And that’s why I don’t watch scary movies.

I’m that girl you hate

You know that girl in the front of class with her hand raised, who always knows the answer?  The one who shows up early to every meeting?  The girl who takes on every task given to her, who gives 110% to everything she does?

Yup, that’s me.

And it should be you too.

The entitlement of our generation floors me.  It seems like everyone I meet expects their parents to shell out tens of thousands of dollars for college and then be handed a job on a silver platter just for sleeping through classes for four years.  Where is the engagement?  Where’s the hard work?  What are you learning from just scraping by?

I don’t care what anyone says: there are plenty of jobs out there for new grads.  What our nation is lacking is qualified grads to fill those jobs. In my sales class today, a girl actually complained that my professor would not accept her paper a week late.  She had no legitimate excuse and just expected to be catered to.  If this was an actual sales report at a real company, she’d be gone in a second.

It’s not easy.  Half of my classes make me want to peel of my eyelids.  But I still give it my all because that’s going to help me stand out in my career.  I want to be the girl winning awards, getting promotions, and reviving brands.  So go ahead and hate me, but it’s not gonna make me give any less than my best.

How many unicorns does it take to make a fairytale?

I’m a tranny.  No, not a transexual.  A transcollegiate, which is a fancy way of saying transfer student.  But tranny is way more fun. Please don’t throw things at me.
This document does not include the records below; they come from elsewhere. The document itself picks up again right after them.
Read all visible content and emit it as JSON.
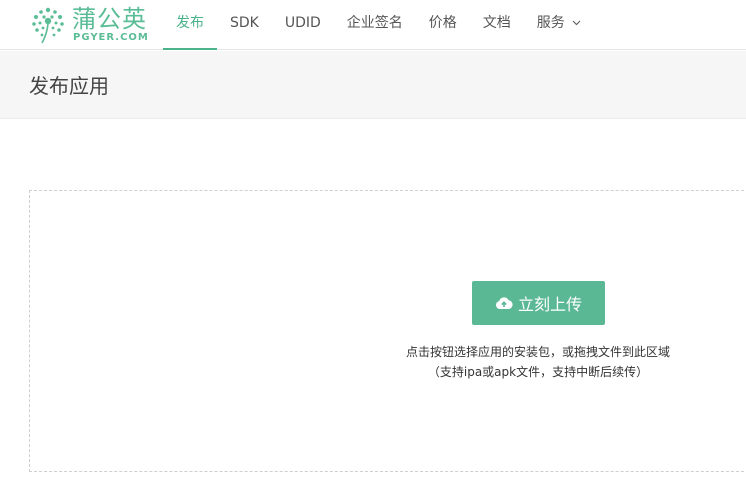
{
  "brand": {
    "name_cn": "蒲公英",
    "name_en": "PGYER.COM",
    "color": "#5bbd96"
  },
  "nav": {
    "items": [
      {
        "label": "发布",
        "active": true
      },
      {
        "label": "SDK"
      },
      {
        "label": "UDID"
      },
      {
        "label": "企业签名"
      },
      {
        "label": "价格"
      },
      {
        "label": "文档"
      },
      {
        "label": "服务",
        "has_dropdown": true
      }
    ]
  },
  "page": {
    "title": "发布应用"
  },
  "upload": {
    "button_label": "立刻上传",
    "button_icon": "cloud-upload-icon",
    "hint_line1": "点击按钮选择应用的安装包，或拖拽文件到此区域",
    "hint_line2": "（支持ipa或apk文件，支持中断后续传）"
  },
  "colors": {
    "accent": "#4ab389",
    "button": "#5bb894"
  }
}
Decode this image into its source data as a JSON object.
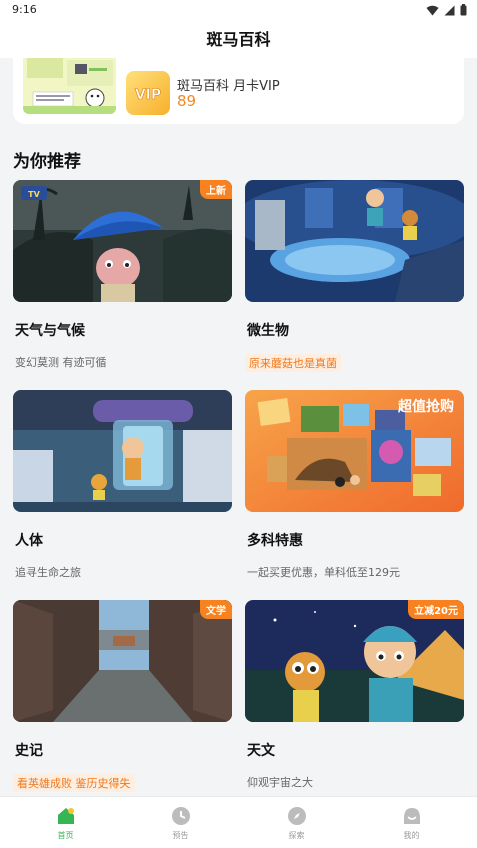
{
  "status": {
    "time": "9:16"
  },
  "header": {
    "title": "斑马百科"
  },
  "promo": {
    "title": "斑马百科 月卡VIP",
    "price": "89"
  },
  "section": {
    "title": "为你推荐"
  },
  "cards": [
    {
      "title": "天气与气候",
      "subtitle": "变幻莫测 有迹可循",
      "badge": "上新",
      "tv_label": "TV"
    },
    {
      "title": "微生物",
      "subtitle": "原来蘑菇也是真菌"
    },
    {
      "title": "人体",
      "subtitle": "追寻生命之旅"
    },
    {
      "title": "多科特惠",
      "subtitle": "一起买更优惠，单科低至129元",
      "badge": "超值抢购"
    },
    {
      "title": "史记",
      "subtitle": "看英雄成败 鉴历史得失",
      "badge": "文学"
    },
    {
      "title": "天文",
      "subtitle": "仰观宇宙之大",
      "badge": "立减20元"
    }
  ],
  "nav": [
    {
      "label": "首页",
      "icon": "home-icon",
      "active": true
    },
    {
      "label": "预告",
      "icon": "clock-icon"
    },
    {
      "label": "探索",
      "icon": "compass-icon"
    },
    {
      "label": "我的",
      "icon": "profile-icon"
    }
  ],
  "colors": {
    "accent": "#f7821f",
    "nav_active": "#35b654",
    "price": "#f08a24"
  }
}
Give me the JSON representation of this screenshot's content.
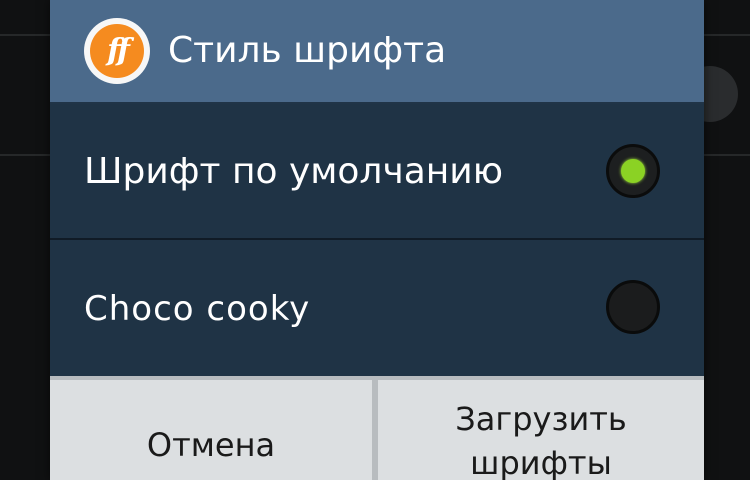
{
  "dialog": {
    "title": "Стиль шрифта",
    "app_icon": "ff-logo-icon",
    "options": [
      {
        "label": "Шрифт по умолчанию",
        "selected": true
      },
      {
        "label": "Choco cooky",
        "selected": false
      }
    ],
    "buttons": {
      "cancel": "Отмена",
      "download_line1": "Загрузить",
      "download_line2": "шрифты"
    }
  },
  "colors": {
    "title_bar": "#4b6a8b",
    "dialog_body": "#1f3345",
    "radio_selected": "#8bd224",
    "button_bg": "#dcdfe1",
    "logo_orange": "#f58b1f"
  }
}
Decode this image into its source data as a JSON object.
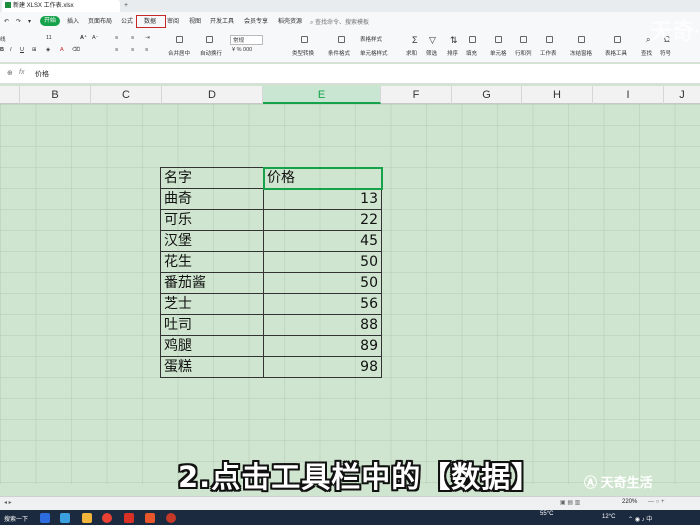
{
  "window": {
    "file_tab": "新建 XLSX 工作表.xlsx",
    "new_tab": "+"
  },
  "menu": {
    "start": "开始",
    "items": [
      "插入",
      "页面布局",
      "公式",
      "数据",
      "审阅",
      "视图",
      "开发工具",
      "会员专享",
      "稻壳资源"
    ],
    "search": "查找命令、搜索模板"
  },
  "ribbon": {
    "font_size": "11",
    "number_format": "常规",
    "labels": [
      "合并居中",
      "自动换行",
      "类型转换",
      "条件格式",
      "表格样式",
      "单元格样式",
      "求和",
      "筛选",
      "排序",
      "填充",
      "单元格",
      "行和列",
      "工作表",
      "冻结窗格",
      "表格工具",
      "查找",
      "符号"
    ]
  },
  "formula_bar": {
    "fx": "fx",
    "value": "价格"
  },
  "columns": [
    "B",
    "C",
    "D",
    "E",
    "F",
    "G",
    "H",
    "I",
    "J"
  ],
  "selected_column": "E",
  "table": {
    "header": {
      "name": "名字",
      "price": "价格"
    },
    "rows": [
      {
        "name": "曲奇",
        "price": "13"
      },
      {
        "name": "可乐",
        "price": "22"
      },
      {
        "name": "汉堡",
        "price": "45"
      },
      {
        "name": "花生",
        "price": "50"
      },
      {
        "name": "番茄酱",
        "price": "50"
      },
      {
        "name": "芝士",
        "price": "56"
      },
      {
        "name": "吐司",
        "price": "88"
      },
      {
        "name": "鸡腿",
        "price": "89"
      },
      {
        "name": "蛋糕",
        "price": "98"
      }
    ]
  },
  "subtitle": "2.点击工具栏中的【数据】",
  "watermark": {
    "top": "天奇·",
    "bottom": "天奇生活"
  },
  "statusbar": {
    "zoom": "220%"
  },
  "taskbar": {
    "start": "搜索一下",
    "temp": "12°C",
    "weather": "55°C"
  },
  "colors": {
    "accent": "#15a24b",
    "highlight_border": "#c62828",
    "grid_bg": "#cfe5cf"
  }
}
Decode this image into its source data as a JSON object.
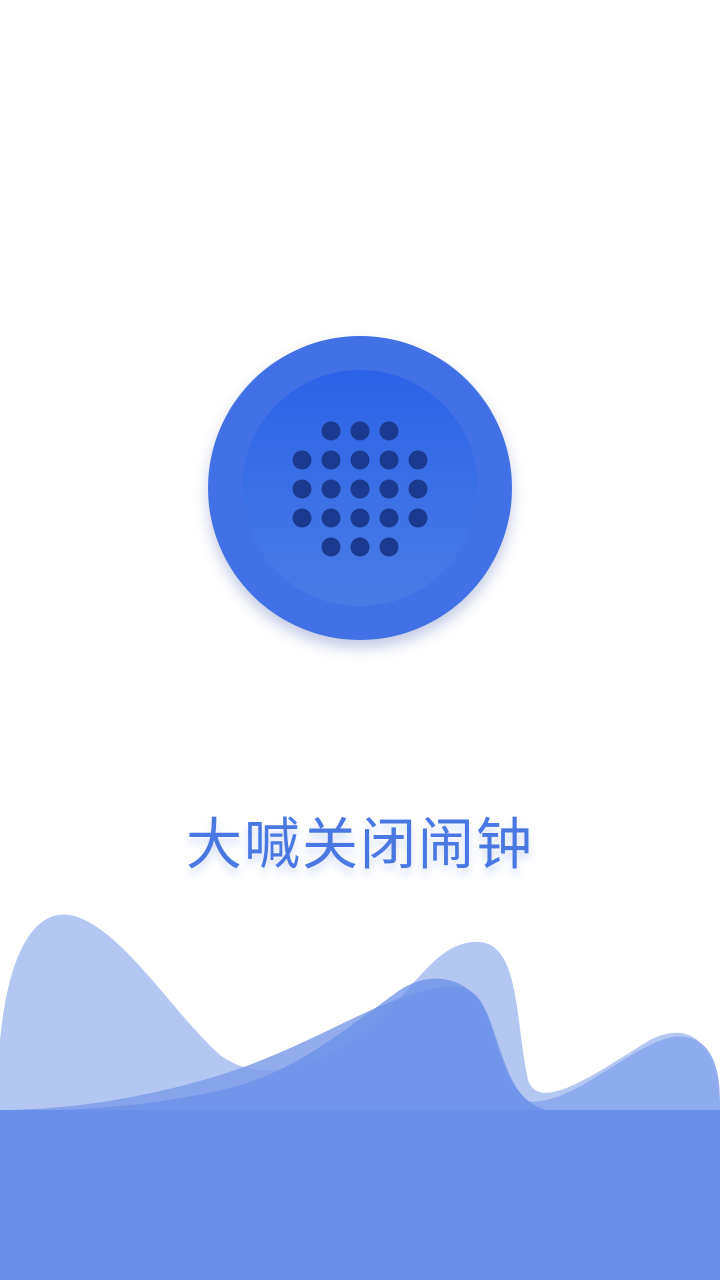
{
  "app": {
    "title": "大喊关闭闹钟"
  },
  "colors": {
    "accent": "#4171e4",
    "accent_inner": "#2c62e6",
    "dots": "#1a3a8f",
    "title": "#4a78e2",
    "wave_front": "#6890e8",
    "wave_back": "#b0c4f2"
  },
  "mic_button": {
    "icon": "microphone-grille-icon"
  }
}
After taking a year off from school to work, I’m starting this semester at a new much smaller school close to home, but far from where I want to be.  I loved Ithaca, but finances and some other troubles got in the way of finishing my degree there.  It sucks being stuck with a year and a half left of school when I should be rocking it out at some amazing agency in the city, but I’m doing what I gotta do.  The two things I’m struggling with are 1. Living at home after being somewhat on my own living in amazing cities since I was 17 and 2. the complete ridiculousness of my classes.  While my AP scores took care of pretty much all my core requirements at Ithaca, Centenary requires an additional math, science, and English course for my major.  This means I’m taking a mix of 4000 level marketing classes and freshmen remedial filler classes.  I’m thrilled to be re-reading Beowulf for the first time since 10th grade, but not so thrilled with how elementary my classes are.  I’m a competitive girl and I like a challenge in everything I do.

As always, I like to find the humor in every situation.  And it’s no different now.  My most pathetic class, by far, is Quantitative Literacy, my math class.  They even disguise the name to trick everyone who hates math into taking it.

On the first day, we spent 97 minutes reviewing fractions.

Now I’m doing anything I can to avoid taking Calculus, so obviously I’m gonna suck it up and get an easy A in this class.  But that doesn’t mean I can’t have a little fun.

Today we went over our first “lab”.  This “lab” consists of 7 “word problems” such as “Look up the cheapest airfare from Newark, NJ to Honolulu, Hawaii.  Does this cost more or less than the cheapest airfare from Philadelphia, PA to Honolulu, Hawaii?”

One of the questions involves looking up and finding the differences between temperature between here and Miami.  My professor actually had to clarify that he was looking for the difference in degrees, not in cloudy versus sunny.  He reminded us that to do math, you need numbers.

Which got me thinking (never a good thing)…

Numbers are really holding us back.

We are missing out on all sorts of amazing, unexplored abstract math problems.

For instance, does bubblegum – gumballs = bubbleballs? (pretty sure this is the opposite of blue balls.)

What do you get when you divide a chia pet in half?

How many unicorns does it take to make a fairytale?

These are life’s true questions.  And until we stop relying on numbers, we may never know the answers.